*** Opening Dataset extract ***

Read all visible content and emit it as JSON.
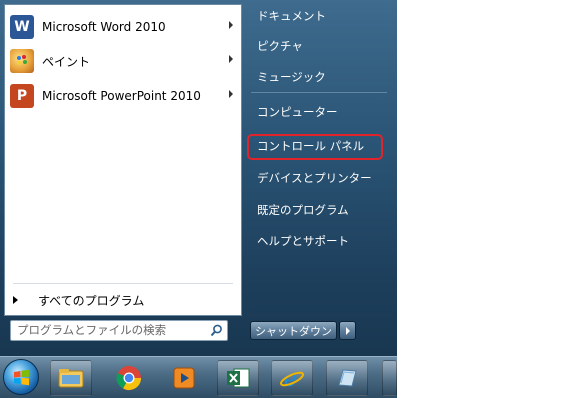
{
  "left_panel": {
    "programs": [
      {
        "label": "Microsoft Word 2010",
        "icon": "word-icon",
        "color": "#2b5797"
      },
      {
        "label": "ペイント",
        "icon": "paint-icon",
        "color": "#e8a23a"
      },
      {
        "label": "Microsoft PowerPoint 2010",
        "icon": "powerpoint-icon",
        "color": "#c5471f"
      }
    ],
    "all_programs_label": "すべてのプログラム"
  },
  "search": {
    "placeholder": "プログラムとファイルの検索",
    "value": ""
  },
  "right_panel": {
    "items": [
      {
        "label": "ドキュメント"
      },
      {
        "label": "ピクチャ"
      },
      {
        "label": "ミュージック"
      },
      {
        "label": "コンピューター"
      },
      {
        "label": "コントロール パネル"
      },
      {
        "label": "デバイスとプリンター"
      },
      {
        "label": "既定のプログラム"
      },
      {
        "label": "ヘルプとサポート"
      }
    ],
    "highlight_color": "#e0242a"
  },
  "shutdown": {
    "label": "シャットダウン"
  },
  "taskbar": {
    "items": [
      "windows-explorer-icon",
      "chrome-icon",
      "media-player-icon",
      "excel-icon",
      "internet-explorer-icon",
      "app-icon"
    ]
  }
}
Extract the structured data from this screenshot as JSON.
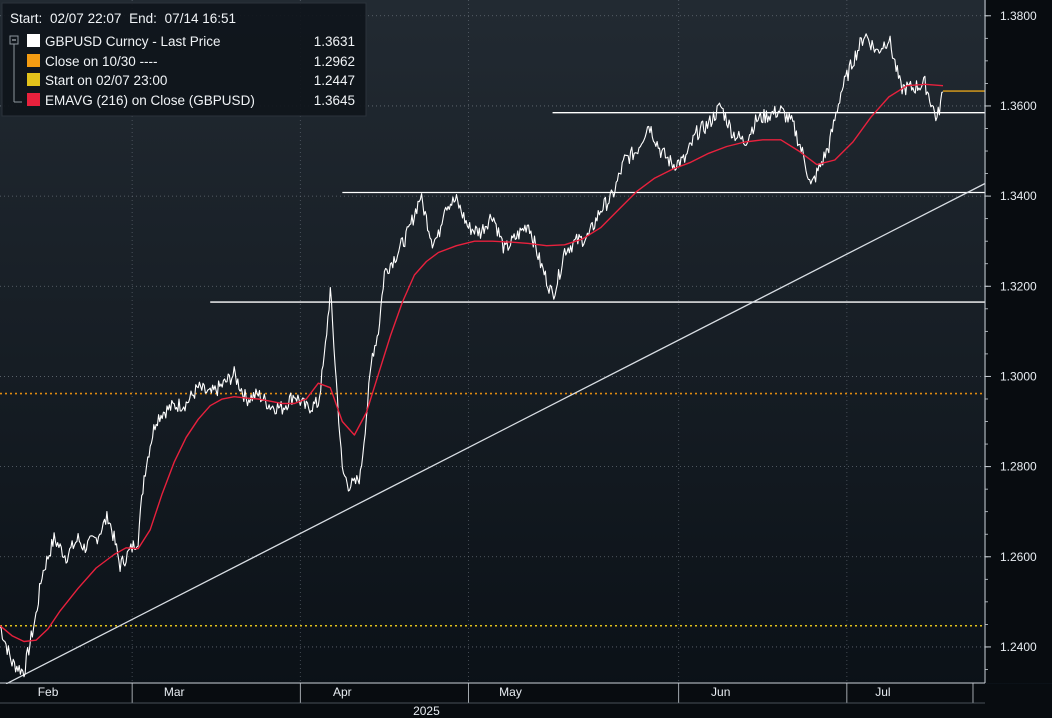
{
  "chart_data": {
    "type": "line",
    "header": {
      "start_label": "Start:",
      "start_value": "02/07 22:07",
      "end_label": "End:",
      "end_value": "07/14 16:51"
    },
    "legend": [
      {
        "name": "GBPUSD Curncy - Last Price",
        "value": "1.3631",
        "color": "#ffffff"
      },
      {
        "name": "Close on 10/30 ----",
        "value": "1.2962",
        "color": "#f39c12"
      },
      {
        "name": "Start on 02/07 23:00",
        "value": "1.2447",
        "color": "#e2c21b"
      },
      {
        "name": "EMAVG (216)  on Close (GBPUSD)",
        "value": "1.3645",
        "color": "#e8213d"
      }
    ],
    "legend_position": "top-left",
    "y_axis": {
      "position": "right",
      "range": [
        1.232,
        1.3835
      ],
      "ticks": [
        1.38,
        1.36,
        1.34,
        1.32,
        1.3,
        1.28,
        1.26,
        1.24
      ],
      "tick_labels": [
        "1.3800",
        "1.3600",
        "1.3400",
        "1.3200",
        "1.3000",
        "1.2800",
        "1.2600",
        "1.2400"
      ]
    },
    "x_axis": {
      "range": [
        "2025-02-07",
        "2025-07-21"
      ],
      "month_labels": [
        {
          "label": "Feb",
          "date": "2025-02-15"
        },
        {
          "label": "Mar",
          "date": "2025-03-08"
        },
        {
          "label": "Apr",
          "date": "2025-04-05"
        },
        {
          "label": "May",
          "date": "2025-05-03"
        },
        {
          "label": "Jun",
          "date": "2025-06-07"
        },
        {
          "label": "Jul",
          "date": "2025-07-04"
        }
      ],
      "year_label": "2025",
      "year_date": "2025-04-19"
    },
    "grid": true,
    "series": [
      {
        "name": "GBPUSD Curncy - Last Price",
        "color": "#ffffff",
        "x": [
          "2025-02-07",
          "2025-02-09",
          "2025-02-11",
          "2025-02-13",
          "2025-02-14",
          "2025-02-16",
          "2025-02-18",
          "2025-02-20",
          "2025-02-21",
          "2025-02-23",
          "2025-02-25",
          "2025-02-26",
          "2025-02-27",
          "2025-02-28",
          "2025-03-02",
          "2025-03-03",
          "2025-03-04",
          "2025-03-05",
          "2025-03-06",
          "2025-03-08",
          "2025-03-10",
          "2025-03-12",
          "2025-03-14",
          "2025-03-16",
          "2025-03-18",
          "2025-03-20",
          "2025-03-22",
          "2025-03-24",
          "2025-03-26",
          "2025-03-28",
          "2025-03-30",
          "2025-04-01",
          "2025-04-02",
          "2025-04-03",
          "2025-04-04",
          "2025-04-05",
          "2025-04-06",
          "2025-04-07",
          "2025-04-08",
          "2025-04-10",
          "2025-04-11",
          "2025-04-12",
          "2025-04-13",
          "2025-04-14",
          "2025-04-16",
          "2025-04-18",
          "2025-04-20",
          "2025-04-21",
          "2025-04-22",
          "2025-04-24",
          "2025-04-26",
          "2025-04-28",
          "2025-04-30",
          "2025-05-02",
          "2025-05-04",
          "2025-05-06",
          "2025-05-08",
          "2025-05-10",
          "2025-05-11",
          "2025-05-12",
          "2025-05-14",
          "2025-05-16",
          "2025-05-18",
          "2025-05-20",
          "2025-05-22",
          "2025-05-24",
          "2025-05-26",
          "2025-05-28",
          "2025-05-30",
          "2025-06-01",
          "2025-06-03",
          "2025-06-05",
          "2025-06-07",
          "2025-06-09",
          "2025-06-11",
          "2025-06-13",
          "2025-06-15",
          "2025-06-17",
          "2025-06-19",
          "2025-06-21",
          "2025-06-22",
          "2025-06-23",
          "2025-06-25",
          "2025-06-27",
          "2025-06-29",
          "2025-07-01",
          "2025-07-02",
          "2025-07-03",
          "2025-07-05",
          "2025-07-07",
          "2025-07-09",
          "2025-07-11",
          "2025-07-13",
          "2025-07-14"
        ],
        "y": [
          1.2447,
          1.2365,
          1.2345,
          1.247,
          1.256,
          1.264,
          1.26,
          1.264,
          1.262,
          1.264,
          1.269,
          1.264,
          1.258,
          1.26,
          1.264,
          1.278,
          1.285,
          1.2905,
          1.292,
          1.2935,
          1.294,
          1.2975,
          1.296,
          1.298,
          1.3005,
          1.295,
          1.296,
          1.2935,
          1.293,
          1.296,
          1.293,
          1.294,
          1.304,
          1.319,
          1.299,
          1.279,
          1.276,
          1.276,
          1.278,
          1.305,
          1.31,
          1.323,
          1.325,
          1.327,
          1.332,
          1.34,
          1.33,
          1.331,
          1.338,
          1.339,
          1.333,
          1.332,
          1.336,
          1.328,
          1.331,
          1.334,
          1.325,
          1.318,
          1.322,
          1.328,
          1.33,
          1.331,
          1.337,
          1.34,
          1.348,
          1.35,
          1.356,
          1.35,
          1.347,
          1.348,
          1.354,
          1.356,
          1.36,
          1.354,
          1.352,
          1.357,
          1.358,
          1.359,
          1.356,
          1.348,
          1.342,
          1.345,
          1.351,
          1.363,
          1.37,
          1.376,
          1.374,
          1.372,
          1.375,
          1.364,
          1.364,
          1.365,
          1.357,
          1.3631
        ]
      },
      {
        "name": "EMAVG (216)  on Close (GBPUSD)",
        "color": "#e8213d",
        "x": [
          "2025-02-07",
          "2025-02-09",
          "2025-02-11",
          "2025-02-13",
          "2025-02-15",
          "2025-02-17",
          "2025-02-20",
          "2025-02-23",
          "2025-02-26",
          "2025-02-28",
          "2025-03-02",
          "2025-03-04",
          "2025-03-06",
          "2025-03-08",
          "2025-03-10",
          "2025-03-12",
          "2025-03-14",
          "2025-03-16",
          "2025-03-18",
          "2025-03-20",
          "2025-03-22",
          "2025-03-24",
          "2025-03-26",
          "2025-03-28",
          "2025-03-30",
          "2025-04-01",
          "2025-04-03",
          "2025-04-05",
          "2025-04-07",
          "2025-04-09",
          "2025-04-11",
          "2025-04-13",
          "2025-04-15",
          "2025-04-17",
          "2025-04-19",
          "2025-04-21",
          "2025-04-24",
          "2025-04-27",
          "2025-04-30",
          "2025-05-03",
          "2025-05-06",
          "2025-05-09",
          "2025-05-12",
          "2025-05-15",
          "2025-05-18",
          "2025-05-21",
          "2025-05-24",
          "2025-05-27",
          "2025-05-30",
          "2025-06-02",
          "2025-06-05",
          "2025-06-08",
          "2025-06-11",
          "2025-06-14",
          "2025-06-17",
          "2025-06-20",
          "2025-06-23",
          "2025-06-26",
          "2025-06-29",
          "2025-07-02",
          "2025-07-05",
          "2025-07-08",
          "2025-07-11",
          "2025-07-14"
        ],
        "y": [
          1.2447,
          1.2425,
          1.2412,
          1.2415,
          1.244,
          1.248,
          1.253,
          1.2575,
          1.2605,
          1.262,
          1.2618,
          1.266,
          1.274,
          1.281,
          1.2865,
          1.2905,
          1.2935,
          1.295,
          1.2955,
          1.2952,
          1.295,
          1.2945,
          1.294,
          1.294,
          1.295,
          1.2985,
          1.2975,
          1.29,
          1.287,
          1.292,
          1.3005,
          1.309,
          1.3165,
          1.3225,
          1.3255,
          1.3275,
          1.329,
          1.33,
          1.33,
          1.3298,
          1.3295,
          1.329,
          1.3292,
          1.3305,
          1.333,
          1.337,
          1.341,
          1.344,
          1.346,
          1.3475,
          1.3495,
          1.351,
          1.352,
          1.3525,
          1.3525,
          1.35,
          1.347,
          1.348,
          1.352,
          1.3575,
          1.362,
          1.3645,
          1.3648,
          1.3645
        ]
      }
    ],
    "horizontal_lines": [
      {
        "y": 1.2962,
        "color": "#e08a10",
        "style": "dotted",
        "from": "2025-02-07",
        "to": "2025-07-21"
      },
      {
        "y": 1.2447,
        "color": "#e2c21b",
        "style": "dotted",
        "from": "2025-02-07",
        "to": "2025-07-21"
      },
      {
        "y": 1.3633,
        "color": "#e2a21b",
        "style": "solid",
        "from": "2025-07-14",
        "to": "2025-07-21"
      },
      {
        "y": 1.3585,
        "color": "#ffffff",
        "style": "solid",
        "from": "2025-05-10",
        "to": "2025-07-21"
      },
      {
        "y": 1.3408,
        "color": "#ffffff",
        "style": "solid",
        "from": "2025-04-05",
        "to": "2025-07-21"
      },
      {
        "y": 1.3165,
        "color": "#ffffff",
        "style": "solid",
        "from": "2025-03-14",
        "to": "2025-07-21"
      }
    ],
    "trend_lines": [
      {
        "from": [
          "2025-02-08",
          1.2318
        ],
        "to": [
          "2025-07-21",
          1.3428
        ],
        "color": "#d8dde3"
      }
    ]
  }
}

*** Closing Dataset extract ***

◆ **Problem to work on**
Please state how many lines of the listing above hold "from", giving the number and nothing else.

◆ **Response below**
8